TASK GOAL: What you return must match the records word for word.

BEGIN

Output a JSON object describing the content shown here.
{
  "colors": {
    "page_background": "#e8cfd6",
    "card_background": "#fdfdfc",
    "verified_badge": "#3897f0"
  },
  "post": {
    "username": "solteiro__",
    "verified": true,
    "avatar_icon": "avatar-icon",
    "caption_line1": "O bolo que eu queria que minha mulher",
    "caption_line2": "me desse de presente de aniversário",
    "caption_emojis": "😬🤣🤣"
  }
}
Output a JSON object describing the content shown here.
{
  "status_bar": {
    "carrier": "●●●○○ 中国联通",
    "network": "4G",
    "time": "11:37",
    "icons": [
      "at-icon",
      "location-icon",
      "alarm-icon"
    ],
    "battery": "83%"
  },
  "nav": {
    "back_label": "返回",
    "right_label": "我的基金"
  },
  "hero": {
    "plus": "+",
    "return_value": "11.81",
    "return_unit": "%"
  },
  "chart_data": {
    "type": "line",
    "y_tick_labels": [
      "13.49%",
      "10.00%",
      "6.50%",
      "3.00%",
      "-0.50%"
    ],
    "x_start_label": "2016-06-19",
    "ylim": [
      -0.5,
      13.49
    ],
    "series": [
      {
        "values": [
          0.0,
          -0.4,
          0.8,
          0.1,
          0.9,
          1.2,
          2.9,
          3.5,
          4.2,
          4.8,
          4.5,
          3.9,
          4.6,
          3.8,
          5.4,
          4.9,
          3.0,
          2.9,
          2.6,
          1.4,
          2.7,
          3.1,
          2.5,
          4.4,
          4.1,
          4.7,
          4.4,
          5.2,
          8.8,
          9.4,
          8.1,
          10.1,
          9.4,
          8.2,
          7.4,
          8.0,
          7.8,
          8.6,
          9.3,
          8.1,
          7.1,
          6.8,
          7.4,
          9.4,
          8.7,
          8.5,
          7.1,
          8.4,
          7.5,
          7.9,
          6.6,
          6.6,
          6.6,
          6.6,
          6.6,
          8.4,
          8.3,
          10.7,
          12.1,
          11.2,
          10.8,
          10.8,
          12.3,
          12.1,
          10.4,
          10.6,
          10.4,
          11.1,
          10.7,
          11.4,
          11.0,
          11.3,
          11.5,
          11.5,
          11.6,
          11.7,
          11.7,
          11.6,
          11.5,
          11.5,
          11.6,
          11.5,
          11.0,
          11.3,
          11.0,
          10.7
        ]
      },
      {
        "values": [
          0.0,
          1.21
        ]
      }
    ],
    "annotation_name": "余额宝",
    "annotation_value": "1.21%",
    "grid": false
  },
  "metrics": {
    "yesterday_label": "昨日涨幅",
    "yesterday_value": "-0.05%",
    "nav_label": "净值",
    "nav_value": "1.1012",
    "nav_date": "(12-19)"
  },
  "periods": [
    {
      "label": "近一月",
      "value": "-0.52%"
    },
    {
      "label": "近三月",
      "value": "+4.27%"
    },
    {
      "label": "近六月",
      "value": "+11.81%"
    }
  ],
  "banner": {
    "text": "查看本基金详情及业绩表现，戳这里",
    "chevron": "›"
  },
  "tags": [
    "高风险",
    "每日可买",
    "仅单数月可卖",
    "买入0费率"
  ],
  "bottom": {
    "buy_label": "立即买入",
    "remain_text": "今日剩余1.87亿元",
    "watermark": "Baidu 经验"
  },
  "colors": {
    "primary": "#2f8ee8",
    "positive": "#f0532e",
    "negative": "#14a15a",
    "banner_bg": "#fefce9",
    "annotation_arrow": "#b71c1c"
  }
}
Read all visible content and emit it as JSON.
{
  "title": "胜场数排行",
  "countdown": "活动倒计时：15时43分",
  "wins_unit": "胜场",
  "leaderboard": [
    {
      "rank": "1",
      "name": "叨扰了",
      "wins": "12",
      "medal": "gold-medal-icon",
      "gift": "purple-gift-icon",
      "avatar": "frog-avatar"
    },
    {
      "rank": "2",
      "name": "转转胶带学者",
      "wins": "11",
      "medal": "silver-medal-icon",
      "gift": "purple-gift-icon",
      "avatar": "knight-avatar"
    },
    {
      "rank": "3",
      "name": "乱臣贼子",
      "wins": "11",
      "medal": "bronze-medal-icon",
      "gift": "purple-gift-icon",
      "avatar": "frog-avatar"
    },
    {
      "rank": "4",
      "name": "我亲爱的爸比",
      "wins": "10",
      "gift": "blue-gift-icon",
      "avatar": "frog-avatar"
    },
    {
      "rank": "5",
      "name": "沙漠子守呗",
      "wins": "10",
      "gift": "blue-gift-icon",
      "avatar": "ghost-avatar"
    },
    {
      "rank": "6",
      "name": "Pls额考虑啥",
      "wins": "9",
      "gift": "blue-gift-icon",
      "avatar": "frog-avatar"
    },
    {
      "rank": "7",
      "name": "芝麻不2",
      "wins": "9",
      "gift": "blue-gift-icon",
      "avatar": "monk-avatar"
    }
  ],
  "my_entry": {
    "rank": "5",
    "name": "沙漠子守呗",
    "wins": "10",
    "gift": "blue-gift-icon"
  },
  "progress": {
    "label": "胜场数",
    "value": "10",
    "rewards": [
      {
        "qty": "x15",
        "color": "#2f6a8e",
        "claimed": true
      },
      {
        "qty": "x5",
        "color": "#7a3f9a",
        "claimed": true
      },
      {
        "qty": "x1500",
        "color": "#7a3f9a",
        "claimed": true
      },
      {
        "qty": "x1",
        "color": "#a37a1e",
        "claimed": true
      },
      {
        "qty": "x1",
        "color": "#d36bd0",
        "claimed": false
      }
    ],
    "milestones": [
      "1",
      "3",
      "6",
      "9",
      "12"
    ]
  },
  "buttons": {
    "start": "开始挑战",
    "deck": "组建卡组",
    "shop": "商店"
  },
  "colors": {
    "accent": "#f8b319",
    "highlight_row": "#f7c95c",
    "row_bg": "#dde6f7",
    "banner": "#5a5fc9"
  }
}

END

RESPONSE BELOW:
Output a JSON object describing the content shown here.
{
  "colors": {
    "page_background": "#e8cfd6",
    "card_background": "#fdfdfc",
    "verified_badge": "#3897f0"
  },
  "post": {
    "username": "solteiro__",
    "verified": true,
    "avatar_icon": "avatar-icon",
    "caption_line1": "O bolo que eu queria que minha mulher",
    "caption_line2": "me desse de presente de aniversário",
    "caption_emojis": "😬🤣🤣"
  }
}
Output a JSON object describing the content shown here.
{
  "status_bar": {
    "carrier": "●●●○○ 中国联通",
    "network": "4G",
    "time": "11:37",
    "icons": [
      "at-icon",
      "location-icon",
      "alarm-icon"
    ],
    "battery": "83%"
  },
  "nav": {
    "back_label": "返回",
    "right_label": "我的基金"
  },
  "hero": {
    "plus": "+",
    "return_value": "11.81",
    "return_unit": "%"
  },
  "chart_data": {
    "type": "line",
    "y_tick_labels": [
      "13.49%",
      "10.00%",
      "6.50%",
      "3.00%",
      "-0.50%"
    ],
    "x_start_label": "2016-06-19",
    "ylim": [
      -0.5,
      13.49
    ],
    "series": [
      {
        "values": [
          0.0,
          -0.4,
          0.8,
          0.1,
          0.9,
          1.2,
          2.9,
          3.5,
          4.2,
          4.8,
          4.5,
          3.9,
          4.6,
          3.8,
          5.4,
          4.9,
          3.0,
          2.9,
          2.6,
          1.4,
          2.7,
          3.1,
          2.5,
          4.4,
          4.1,
          4.7,
          4.4,
          5.2,
          8.8,
          9.4,
          8.1,
          10.1,
          9.4,
          8.2,
          7.4,
          8.0,
          7.8,
          8.6,
          9.3,
          8.1,
          7.1,
          6.8,
          7.4,
          9.4,
          8.7,
          8.5,
          7.1,
          8.4,
          7.5,
          7.9,
          6.6,
          6.6,
          6.6,
          6.6,
          6.6,
          8.4,
          8.3,
          10.7,
          12.1,
          11.2,
          10.8,
          10.8,
          12.3,
          12.1,
          10.4,
          10.6,
          10.4,
          11.1,
          10.7,
          11.4,
          11.0,
          11.3,
          11.5,
          11.5,
          11.6,
          11.7,
          11.7,
          11.6,
          11.5,
          11.5,
          11.6,
          11.5,
          11.0,
          11.3,
          11.0,
          10.7
        ]
      },
      {
        "values": [
          0.0,
          1.21
        ]
      }
    ],
    "annotation_name": "余额宝",
    "annotation_value": "1.21%",
    "grid": false
  },
  "metrics": {
    "yesterday_label": "昨日涨幅",
    "yesterday_value": "-0.05%",
    "nav_label": "净值",
    "nav_value": "1.1012",
    "nav_date": "(12-19)"
  },
  "periods": [
    {
      "label": "近一月",
      "value": "-0.52%"
    },
    {
      "label": "近三月",
      "value": "+4.27%"
    },
    {
      "label": "近六月",
      "value": "+11.81%"
    }
  ],
  "banner": {
    "text": "查看本基金详情及业绩表现，戳这里",
    "chevron": "›"
  },
  "tags": [
    "高风险",
    "每日可买",
    "仅单数月可卖",
    "买入0费率"
  ],
  "bottom": {
    "buy_label": "立即买入",
    "remain_text": "今日剩余1.87亿元",
    "watermark": "Baidu 经验"
  },
  "colors": {
    "primary": "#2f8ee8",
    "positive": "#f0532e",
    "negative": "#14a15a",
    "banner_bg": "#fefce9",
    "annotation_arrow": "#b71c1c"
  }
}
Read all visible content and emit it as JSON.
{
  "title": "胜场数排行",
  "countdown": "活动倒计时：15时43分",
  "wins_unit": "胜场",
  "leaderboard": [
    {
      "rank": "1",
      "name": "叨扰了",
      "wins": "12",
      "medal": "gold-medal-icon",
      "gift": "purple-gift-icon",
      "avatar": "frog-avatar"
    },
    {
      "rank": "2",
      "name": "转转胶带学者",
      "wins": "11",
      "medal": "silver-medal-icon",
      "gift": "purple-gift-icon",
      "avatar": "knight-avatar"
    },
    {
      "rank": "3",
      "name": "乱臣贼子",
      "wins": "11",
      "medal": "bronze-medal-icon",
      "gift": "purple-gift-icon",
      "avatar": "frog-avatar"
    },
    {
      "rank": "4",
      "name": "我亲爱的爸比",
      "wins": "10",
      "gift": "blue-gift-icon",
      "avatar": "frog-avatar"
    },
    {
      "rank": "5",
      "name": "沙漠子守呗",
      "wins": "10",
      "gift": "blue-gift-icon",
      "avatar": "ghost-avatar"
    },
    {
      "rank": "6",
      "name": "Pls额考虑啥",
      "wins": "9",
      "gift": "blue-gift-icon",
      "avatar": "frog-avatar"
    },
    {
      "rank": "7",
      "name": "芝麻不2",
      "wins": "9",
      "gift": "blue-gift-icon",
      "avatar": "monk-avatar"
    }
  ],
  "my_entry": {
    "rank": "5",
    "name": "沙漠子守呗",
    "wins": "10",
    "gift": "blue-gift-icon"
  },
  "progress": {
    "label": "胜场数",
    "value": "10",
    "rewards": [
      {
        "qty": "x15",
        "color": "#2f6a8e",
        "claimed": true
      },
      {
        "qty": "x5",
        "color": "#7a3f9a",
        "claimed": true
      },
      {
        "qty": "x1500",
        "color": "#7a3f9a",
        "claimed": true
      },
      {
        "qty": "x1",
        "color": "#a37a1e",
        "claimed": true
      },
      {
        "qty": "x1",
        "color": "#d36bd0",
        "claimed": false
      }
    ],
    "milestones": [
      "1",
      "3",
      "6",
      "9",
      "12"
    ]
  },
  "buttons": {
    "start": "开始挑战",
    "deck": "组建卡组",
    "shop": "商店"
  },
  "colors": {
    "accent": "#f8b319",
    "highlight_row": "#f7c95c",
    "row_bg": "#dde6f7",
    "banner": "#5a5fc9"
  }
}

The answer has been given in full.